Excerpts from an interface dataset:
##########
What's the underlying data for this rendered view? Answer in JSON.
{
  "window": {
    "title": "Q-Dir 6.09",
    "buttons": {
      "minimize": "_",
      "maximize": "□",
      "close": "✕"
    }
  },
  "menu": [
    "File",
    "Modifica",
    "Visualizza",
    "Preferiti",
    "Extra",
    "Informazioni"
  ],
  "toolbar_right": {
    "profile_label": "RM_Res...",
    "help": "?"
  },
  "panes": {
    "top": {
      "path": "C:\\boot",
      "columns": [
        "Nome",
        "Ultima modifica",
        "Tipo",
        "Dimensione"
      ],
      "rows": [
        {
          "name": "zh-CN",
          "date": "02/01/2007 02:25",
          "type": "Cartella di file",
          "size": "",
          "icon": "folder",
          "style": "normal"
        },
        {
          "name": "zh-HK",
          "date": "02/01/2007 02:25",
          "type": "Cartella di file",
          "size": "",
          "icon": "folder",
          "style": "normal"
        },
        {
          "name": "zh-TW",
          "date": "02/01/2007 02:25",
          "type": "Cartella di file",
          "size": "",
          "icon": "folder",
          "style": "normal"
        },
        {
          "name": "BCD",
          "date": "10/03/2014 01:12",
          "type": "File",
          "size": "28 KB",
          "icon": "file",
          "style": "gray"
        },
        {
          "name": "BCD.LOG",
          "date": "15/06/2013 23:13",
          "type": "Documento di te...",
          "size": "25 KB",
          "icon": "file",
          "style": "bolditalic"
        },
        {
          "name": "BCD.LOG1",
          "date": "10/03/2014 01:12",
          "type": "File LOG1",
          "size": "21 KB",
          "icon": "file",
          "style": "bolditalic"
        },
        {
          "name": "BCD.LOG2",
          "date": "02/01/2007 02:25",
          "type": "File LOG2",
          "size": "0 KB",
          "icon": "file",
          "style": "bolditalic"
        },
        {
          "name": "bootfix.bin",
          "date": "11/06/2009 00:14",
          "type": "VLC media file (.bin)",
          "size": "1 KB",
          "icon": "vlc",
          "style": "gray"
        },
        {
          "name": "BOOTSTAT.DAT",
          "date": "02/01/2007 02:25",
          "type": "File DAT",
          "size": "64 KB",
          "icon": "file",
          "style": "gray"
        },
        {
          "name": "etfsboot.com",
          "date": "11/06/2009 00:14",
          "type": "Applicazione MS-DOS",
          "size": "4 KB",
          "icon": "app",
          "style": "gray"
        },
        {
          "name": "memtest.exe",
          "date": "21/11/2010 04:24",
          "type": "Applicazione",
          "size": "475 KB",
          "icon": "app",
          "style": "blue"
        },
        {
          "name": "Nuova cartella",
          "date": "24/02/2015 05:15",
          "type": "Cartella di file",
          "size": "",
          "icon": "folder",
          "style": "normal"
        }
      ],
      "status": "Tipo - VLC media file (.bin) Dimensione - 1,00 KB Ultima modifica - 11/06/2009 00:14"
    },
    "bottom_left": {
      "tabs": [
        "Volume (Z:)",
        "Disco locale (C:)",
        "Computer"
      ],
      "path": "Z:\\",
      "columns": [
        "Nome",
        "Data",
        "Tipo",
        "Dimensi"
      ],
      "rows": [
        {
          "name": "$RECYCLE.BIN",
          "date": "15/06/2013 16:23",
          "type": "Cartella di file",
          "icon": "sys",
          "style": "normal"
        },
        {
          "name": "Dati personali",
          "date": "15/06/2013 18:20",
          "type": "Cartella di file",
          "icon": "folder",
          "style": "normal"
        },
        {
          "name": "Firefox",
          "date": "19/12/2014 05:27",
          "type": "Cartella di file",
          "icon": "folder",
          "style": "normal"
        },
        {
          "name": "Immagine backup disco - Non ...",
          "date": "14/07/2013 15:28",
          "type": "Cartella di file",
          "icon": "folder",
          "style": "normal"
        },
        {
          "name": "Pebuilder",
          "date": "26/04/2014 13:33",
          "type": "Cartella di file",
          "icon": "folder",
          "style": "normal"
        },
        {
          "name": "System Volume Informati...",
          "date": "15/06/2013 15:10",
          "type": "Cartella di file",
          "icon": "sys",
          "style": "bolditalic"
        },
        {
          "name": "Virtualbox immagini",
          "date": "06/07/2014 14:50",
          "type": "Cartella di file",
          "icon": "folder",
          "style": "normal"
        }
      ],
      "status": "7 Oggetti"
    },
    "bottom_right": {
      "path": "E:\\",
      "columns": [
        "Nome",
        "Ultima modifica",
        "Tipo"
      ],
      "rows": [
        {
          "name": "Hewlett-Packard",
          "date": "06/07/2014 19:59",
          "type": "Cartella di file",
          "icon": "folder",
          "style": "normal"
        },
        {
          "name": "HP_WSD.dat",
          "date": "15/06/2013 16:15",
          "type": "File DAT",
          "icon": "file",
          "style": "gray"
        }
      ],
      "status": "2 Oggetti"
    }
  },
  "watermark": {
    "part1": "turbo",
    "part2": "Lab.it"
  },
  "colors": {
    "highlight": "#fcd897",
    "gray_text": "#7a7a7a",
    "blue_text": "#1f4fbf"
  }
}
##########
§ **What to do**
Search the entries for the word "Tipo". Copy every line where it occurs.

§ **Solution to this exercise**
        "Tipo",
      "status": "Tipo - VLC media file (.bin) Dimensione - 1,00 KB Ultima modifica - 11/06/2009 00:14"
        "Tipo",
        "Tipo"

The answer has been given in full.